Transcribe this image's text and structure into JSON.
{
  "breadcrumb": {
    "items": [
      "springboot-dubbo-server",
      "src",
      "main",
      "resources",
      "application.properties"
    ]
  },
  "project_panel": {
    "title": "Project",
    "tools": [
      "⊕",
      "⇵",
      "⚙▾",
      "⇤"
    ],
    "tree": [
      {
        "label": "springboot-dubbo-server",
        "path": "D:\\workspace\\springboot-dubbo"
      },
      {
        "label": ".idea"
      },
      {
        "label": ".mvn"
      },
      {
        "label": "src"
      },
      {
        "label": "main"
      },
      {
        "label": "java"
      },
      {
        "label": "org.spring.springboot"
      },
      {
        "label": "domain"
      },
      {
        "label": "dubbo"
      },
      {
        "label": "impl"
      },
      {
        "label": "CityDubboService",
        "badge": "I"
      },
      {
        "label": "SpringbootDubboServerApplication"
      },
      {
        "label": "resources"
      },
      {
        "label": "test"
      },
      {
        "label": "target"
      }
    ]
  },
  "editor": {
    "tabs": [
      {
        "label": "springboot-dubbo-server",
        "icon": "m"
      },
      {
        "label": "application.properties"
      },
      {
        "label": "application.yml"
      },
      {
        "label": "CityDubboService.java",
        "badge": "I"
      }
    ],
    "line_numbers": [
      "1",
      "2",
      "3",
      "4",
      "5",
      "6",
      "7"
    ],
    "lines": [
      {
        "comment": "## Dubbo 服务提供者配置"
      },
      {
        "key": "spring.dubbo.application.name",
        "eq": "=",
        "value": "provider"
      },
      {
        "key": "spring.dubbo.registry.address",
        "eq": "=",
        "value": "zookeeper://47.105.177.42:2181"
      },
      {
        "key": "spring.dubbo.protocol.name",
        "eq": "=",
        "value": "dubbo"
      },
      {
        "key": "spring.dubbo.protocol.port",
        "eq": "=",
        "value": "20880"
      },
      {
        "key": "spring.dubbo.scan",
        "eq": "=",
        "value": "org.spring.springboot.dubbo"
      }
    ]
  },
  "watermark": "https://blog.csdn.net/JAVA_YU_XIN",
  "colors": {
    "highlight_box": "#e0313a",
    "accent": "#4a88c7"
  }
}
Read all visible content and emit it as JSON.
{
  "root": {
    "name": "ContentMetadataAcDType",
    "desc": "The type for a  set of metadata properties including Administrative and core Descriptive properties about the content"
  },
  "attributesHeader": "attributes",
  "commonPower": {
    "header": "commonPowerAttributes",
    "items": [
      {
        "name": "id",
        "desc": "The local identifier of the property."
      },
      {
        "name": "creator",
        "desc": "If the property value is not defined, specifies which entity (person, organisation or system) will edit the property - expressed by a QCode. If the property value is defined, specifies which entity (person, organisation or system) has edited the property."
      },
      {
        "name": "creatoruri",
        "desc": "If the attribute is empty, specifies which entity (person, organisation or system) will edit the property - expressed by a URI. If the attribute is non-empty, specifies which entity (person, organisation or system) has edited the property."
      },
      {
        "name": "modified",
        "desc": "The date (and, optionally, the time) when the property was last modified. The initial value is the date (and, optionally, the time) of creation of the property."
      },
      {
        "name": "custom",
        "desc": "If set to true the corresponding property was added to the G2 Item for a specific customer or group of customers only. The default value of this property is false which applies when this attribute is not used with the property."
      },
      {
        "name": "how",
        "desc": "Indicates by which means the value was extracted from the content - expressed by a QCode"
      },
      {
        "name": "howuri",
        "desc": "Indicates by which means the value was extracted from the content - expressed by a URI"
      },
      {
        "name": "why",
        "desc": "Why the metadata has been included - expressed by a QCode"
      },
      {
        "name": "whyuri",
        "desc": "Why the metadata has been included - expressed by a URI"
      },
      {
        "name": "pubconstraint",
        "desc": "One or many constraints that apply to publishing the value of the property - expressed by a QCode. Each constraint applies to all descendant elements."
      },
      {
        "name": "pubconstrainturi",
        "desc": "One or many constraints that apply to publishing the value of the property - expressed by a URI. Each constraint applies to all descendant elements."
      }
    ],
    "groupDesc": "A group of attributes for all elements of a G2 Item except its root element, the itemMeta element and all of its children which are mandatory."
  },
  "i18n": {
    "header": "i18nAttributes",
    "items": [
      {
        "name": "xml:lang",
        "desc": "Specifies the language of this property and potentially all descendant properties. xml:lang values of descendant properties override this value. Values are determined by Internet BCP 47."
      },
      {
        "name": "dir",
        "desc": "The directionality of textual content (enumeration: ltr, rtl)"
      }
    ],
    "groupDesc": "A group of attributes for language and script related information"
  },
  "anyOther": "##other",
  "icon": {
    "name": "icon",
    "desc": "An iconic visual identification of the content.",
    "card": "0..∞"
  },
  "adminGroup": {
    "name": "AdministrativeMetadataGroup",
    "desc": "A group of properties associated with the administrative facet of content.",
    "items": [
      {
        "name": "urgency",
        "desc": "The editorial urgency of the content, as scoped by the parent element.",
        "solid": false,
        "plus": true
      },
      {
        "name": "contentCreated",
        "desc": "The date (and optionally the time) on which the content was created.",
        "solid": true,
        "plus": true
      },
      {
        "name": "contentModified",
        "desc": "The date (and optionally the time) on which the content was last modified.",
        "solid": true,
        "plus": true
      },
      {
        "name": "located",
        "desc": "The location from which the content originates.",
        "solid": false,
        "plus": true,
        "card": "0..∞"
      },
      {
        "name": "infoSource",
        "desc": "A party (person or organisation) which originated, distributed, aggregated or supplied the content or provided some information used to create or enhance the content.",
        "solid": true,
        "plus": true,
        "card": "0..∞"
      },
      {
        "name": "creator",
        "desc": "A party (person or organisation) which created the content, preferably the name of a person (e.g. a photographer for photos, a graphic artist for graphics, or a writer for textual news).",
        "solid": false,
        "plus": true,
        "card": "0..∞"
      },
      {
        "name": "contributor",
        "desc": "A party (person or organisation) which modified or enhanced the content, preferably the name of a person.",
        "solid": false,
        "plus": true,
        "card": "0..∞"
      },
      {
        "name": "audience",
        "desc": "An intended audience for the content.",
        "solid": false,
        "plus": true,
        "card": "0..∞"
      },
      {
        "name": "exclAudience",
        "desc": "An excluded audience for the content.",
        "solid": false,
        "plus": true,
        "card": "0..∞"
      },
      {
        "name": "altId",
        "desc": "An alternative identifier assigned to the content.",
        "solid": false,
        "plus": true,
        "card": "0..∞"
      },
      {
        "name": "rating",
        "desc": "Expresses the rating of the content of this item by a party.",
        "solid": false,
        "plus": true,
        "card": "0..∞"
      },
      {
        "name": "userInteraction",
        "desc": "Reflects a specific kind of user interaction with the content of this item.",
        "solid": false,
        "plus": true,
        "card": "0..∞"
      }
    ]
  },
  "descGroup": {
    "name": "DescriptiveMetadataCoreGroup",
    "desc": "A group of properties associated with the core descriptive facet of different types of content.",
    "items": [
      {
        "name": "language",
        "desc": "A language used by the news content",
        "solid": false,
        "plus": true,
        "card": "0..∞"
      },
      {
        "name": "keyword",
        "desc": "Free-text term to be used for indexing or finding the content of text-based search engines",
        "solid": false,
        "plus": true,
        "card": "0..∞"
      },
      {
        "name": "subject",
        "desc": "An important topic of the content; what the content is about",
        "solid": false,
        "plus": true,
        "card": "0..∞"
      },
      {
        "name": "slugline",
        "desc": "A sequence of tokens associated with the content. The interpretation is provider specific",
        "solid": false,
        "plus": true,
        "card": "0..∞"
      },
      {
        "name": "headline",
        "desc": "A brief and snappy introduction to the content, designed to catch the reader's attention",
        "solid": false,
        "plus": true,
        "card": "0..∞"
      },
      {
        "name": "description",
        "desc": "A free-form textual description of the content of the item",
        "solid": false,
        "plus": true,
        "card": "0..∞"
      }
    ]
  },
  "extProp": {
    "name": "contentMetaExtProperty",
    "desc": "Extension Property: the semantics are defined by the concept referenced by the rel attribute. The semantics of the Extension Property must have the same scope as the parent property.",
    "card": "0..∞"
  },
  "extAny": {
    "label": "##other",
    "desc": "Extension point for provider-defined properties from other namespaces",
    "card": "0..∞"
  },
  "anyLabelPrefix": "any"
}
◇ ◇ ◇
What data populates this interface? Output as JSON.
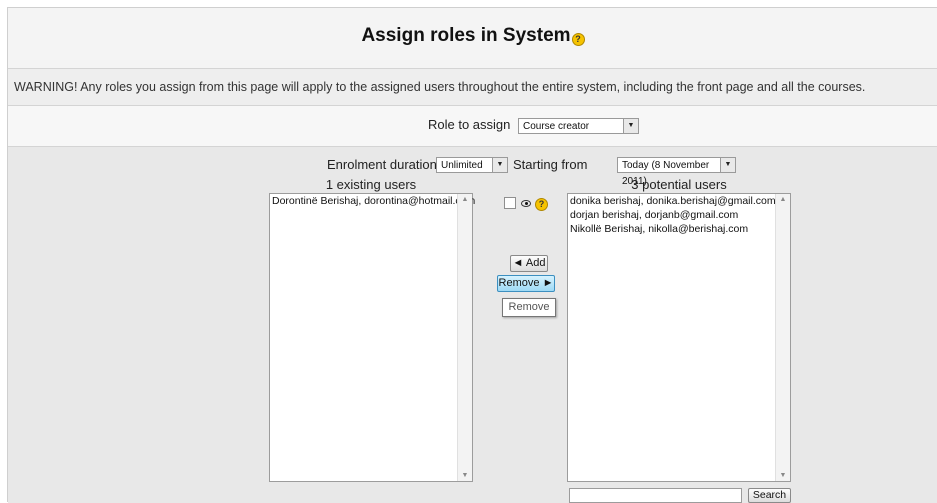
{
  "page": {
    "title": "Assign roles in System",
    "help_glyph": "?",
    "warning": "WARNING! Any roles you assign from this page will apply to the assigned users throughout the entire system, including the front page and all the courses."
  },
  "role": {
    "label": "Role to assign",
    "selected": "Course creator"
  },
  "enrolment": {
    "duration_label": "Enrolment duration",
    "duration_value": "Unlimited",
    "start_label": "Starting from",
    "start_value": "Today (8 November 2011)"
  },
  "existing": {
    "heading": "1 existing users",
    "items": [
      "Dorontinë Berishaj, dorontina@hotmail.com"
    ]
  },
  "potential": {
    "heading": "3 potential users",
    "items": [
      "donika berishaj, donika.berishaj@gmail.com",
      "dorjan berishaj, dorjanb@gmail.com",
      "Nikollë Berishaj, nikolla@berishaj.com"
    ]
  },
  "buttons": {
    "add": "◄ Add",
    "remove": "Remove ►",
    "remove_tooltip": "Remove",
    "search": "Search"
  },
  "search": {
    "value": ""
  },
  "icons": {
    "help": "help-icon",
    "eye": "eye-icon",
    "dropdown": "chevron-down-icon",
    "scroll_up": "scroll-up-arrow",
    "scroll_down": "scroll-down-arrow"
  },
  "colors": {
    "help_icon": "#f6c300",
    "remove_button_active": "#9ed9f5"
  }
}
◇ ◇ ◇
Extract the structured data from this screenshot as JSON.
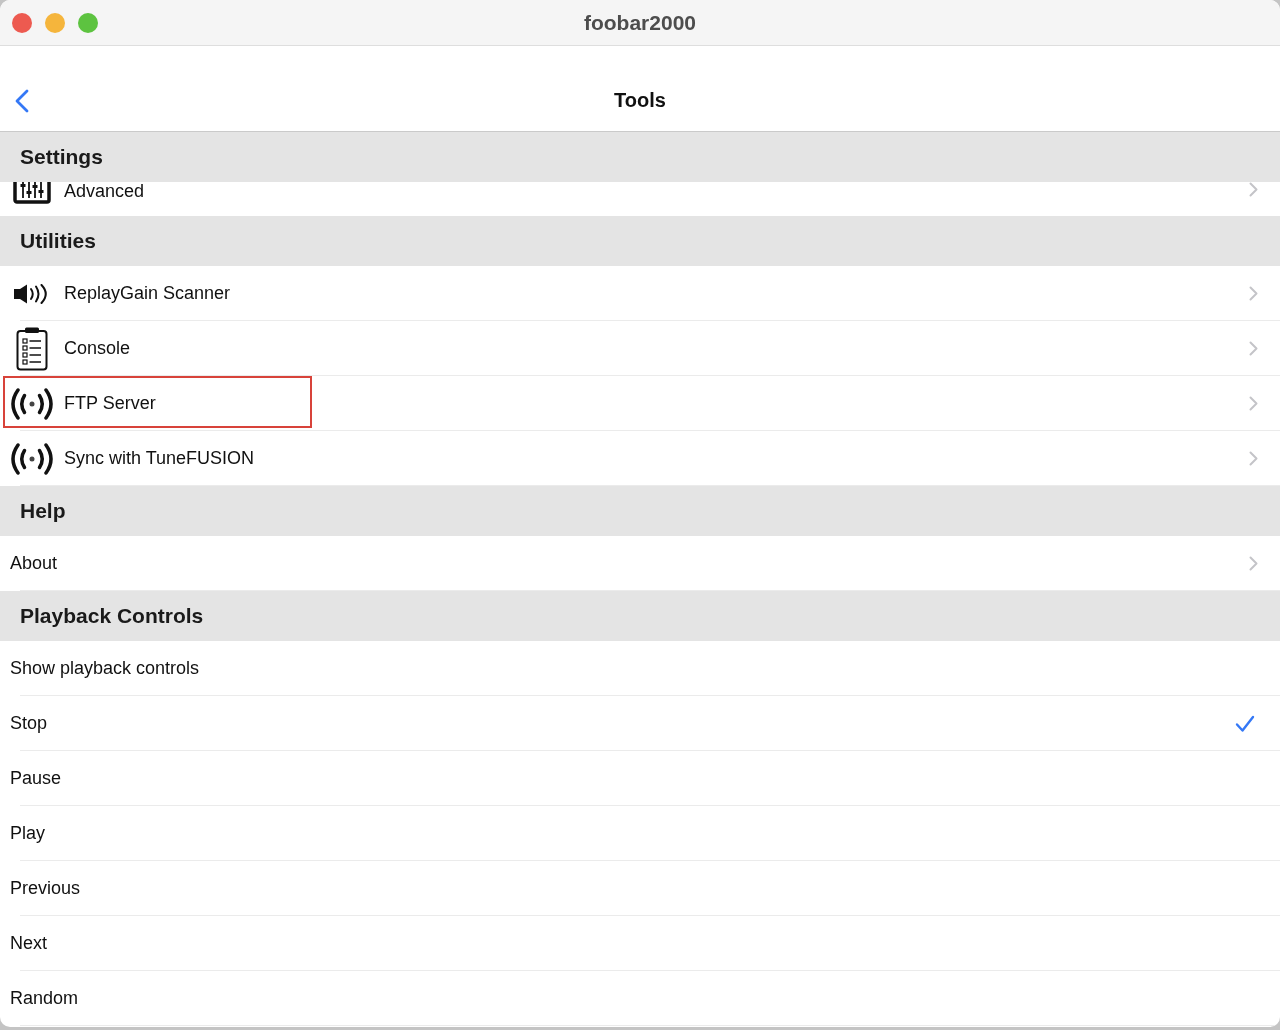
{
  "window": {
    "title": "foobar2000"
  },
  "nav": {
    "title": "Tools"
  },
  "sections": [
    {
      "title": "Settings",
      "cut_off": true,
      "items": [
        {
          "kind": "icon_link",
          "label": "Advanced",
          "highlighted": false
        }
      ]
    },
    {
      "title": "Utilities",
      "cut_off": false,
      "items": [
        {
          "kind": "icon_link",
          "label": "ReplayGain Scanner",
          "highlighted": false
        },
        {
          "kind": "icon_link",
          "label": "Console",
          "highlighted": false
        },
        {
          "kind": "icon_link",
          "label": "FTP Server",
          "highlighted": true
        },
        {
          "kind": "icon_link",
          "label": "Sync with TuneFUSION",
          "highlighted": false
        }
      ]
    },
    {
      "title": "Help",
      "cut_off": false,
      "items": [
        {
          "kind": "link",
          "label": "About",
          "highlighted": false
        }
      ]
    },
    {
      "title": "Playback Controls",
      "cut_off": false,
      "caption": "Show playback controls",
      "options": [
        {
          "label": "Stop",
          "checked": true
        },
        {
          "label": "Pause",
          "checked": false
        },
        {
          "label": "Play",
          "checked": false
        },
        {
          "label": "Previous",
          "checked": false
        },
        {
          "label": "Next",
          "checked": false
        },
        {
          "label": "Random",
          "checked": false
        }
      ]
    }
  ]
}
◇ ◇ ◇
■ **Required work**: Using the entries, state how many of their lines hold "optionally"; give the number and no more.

■ **The completed task**: 3